Rent during refurb?

4 Replies

We've been renovating a house that has extensive termite damage (not recent) and I'm working under the house replacing sections of joists that have been eaten up. Got a phone call today from a woman who is looking for a place to live and is familiar with the house since her parents live next door. She acts like she could live in it in the un-refurbed condition. It would be her and her 15 year old daughter. She would probably stay there 3 years as her daughter is starting her sophomore year. There are almost no rentals available in this county as the schools are desirable. I'm going show the house Monday and if she is ok with it, we would love to have someone in it. She is currently living next door with her parents so her kid can start school Monday in the county. My wife and I have discussed it some and are trying to decide how to rent it. We certainly wouldn't expect to get "market rent" for it in its present condition but I don't know that I want to give her a low priced contract and then scare her when the price gets jacked as renovations are completed. My thinking is to come up with a number and then give her a "discount" until certain aspects are completed. How would ya'll approach this situation.
The house is "rough" but livable. (my daughter stayed there several weeks recently). It doesn't have central heat or air, just gas space heaters and window ac units. There is a nice electric flattop range and a standard fridge. It's a two bed 1.5 bath but the tub/shower is in the bath off the bedroom. The house was built in 1900.

You could rent it if you are fairly certain they will not fall through the floor and the property is habitable.  If there is not much else available then you might get market rent in either case or above market rent.
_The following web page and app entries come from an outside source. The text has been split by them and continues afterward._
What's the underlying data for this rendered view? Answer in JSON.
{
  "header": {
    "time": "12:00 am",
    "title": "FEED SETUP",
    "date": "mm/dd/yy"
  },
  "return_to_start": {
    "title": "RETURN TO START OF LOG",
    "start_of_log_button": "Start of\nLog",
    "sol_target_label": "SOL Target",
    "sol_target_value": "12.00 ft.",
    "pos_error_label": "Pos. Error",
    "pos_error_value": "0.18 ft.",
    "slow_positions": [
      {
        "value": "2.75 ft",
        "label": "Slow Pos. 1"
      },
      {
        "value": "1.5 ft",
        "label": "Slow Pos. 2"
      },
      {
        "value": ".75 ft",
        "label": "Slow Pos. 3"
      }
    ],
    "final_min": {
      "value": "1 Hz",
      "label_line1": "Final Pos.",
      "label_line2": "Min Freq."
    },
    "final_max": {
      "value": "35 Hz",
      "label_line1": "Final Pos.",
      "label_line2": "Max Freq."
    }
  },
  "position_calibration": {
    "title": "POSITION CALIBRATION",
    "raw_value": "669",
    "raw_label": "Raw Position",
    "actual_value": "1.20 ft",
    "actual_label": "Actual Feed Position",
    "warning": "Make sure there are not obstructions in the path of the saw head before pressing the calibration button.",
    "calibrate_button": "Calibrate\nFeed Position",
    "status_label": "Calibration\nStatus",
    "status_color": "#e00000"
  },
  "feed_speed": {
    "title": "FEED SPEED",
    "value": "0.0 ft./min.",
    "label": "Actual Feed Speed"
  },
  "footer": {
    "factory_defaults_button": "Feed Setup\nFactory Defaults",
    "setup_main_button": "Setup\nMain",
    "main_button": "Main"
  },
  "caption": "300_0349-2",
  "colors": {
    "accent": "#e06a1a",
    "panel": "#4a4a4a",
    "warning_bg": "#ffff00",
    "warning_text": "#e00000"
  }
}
I would either refurbish it, or only make absolute necessary repairs and rent it as-is. I would not try to refurbish it while she is in the house. If she has the credit and the income to rent it, I would just consider it a rougher home as long as it's livable, and maybe make it a little cheaper than market (but only a little). Let's say market is 1500, rough condition without rehab is 1000. I might rent it to her for 1350 or 1400, taking some off of what it should rent for, recognizing that her getting in there early (that's not your problem that she wants to get in the school by Monday) will prevent you from rehab and getting full market value. Someone should pay for that consideration, and the someone should be her.

Assuming she gets along well with her parents, I wouldn't be surprised if she stayed a very long time. Having support systems nearby is huge for a lot of people. 

Again, I would not be doing any rehab that involved the living spaces of the house while she's there. Necessary repairs and that's it. Putting a new roof on or siding, things that don't affect the inside living conditions, that is another story. 

PS: I would not rent an unsafe house under any conditions. If there is a danger she could fall through the floor or have the ceiling fall in on her, I wouldn't rent it, period. 

Good info. Thanks for those suggestions. The house is safe and habitable. She viewed the house this afternoon and is willing to take it in the "as is" interior condition for a lower rent. I ran some numbers and the spread between market rent is not that great, especially when factoring in several months of vacancy while the rehab is going on. The rehab essentially gets "deferred" until a later date.

Since most of what I need to do to this property is outside the house, it would give us some cash flow and let us do the exterior stuff a bit at a time around our busy schedule. I told her I would email an rental application and we'll go from there.

I would have to agree with JD.  She approached you, just remember that.  She knows what she is getting into.  Leave a little meat on the bone, but not too much.  Sounds like an all around win.  You get consistent rent and can save on renovations until you build up a little cash, and she gets a discount.  Everybody wins.

Create Lasting Wealth Through Real Estate

Join the millions of people achieving financial freedom through the power of real estate investing

Start here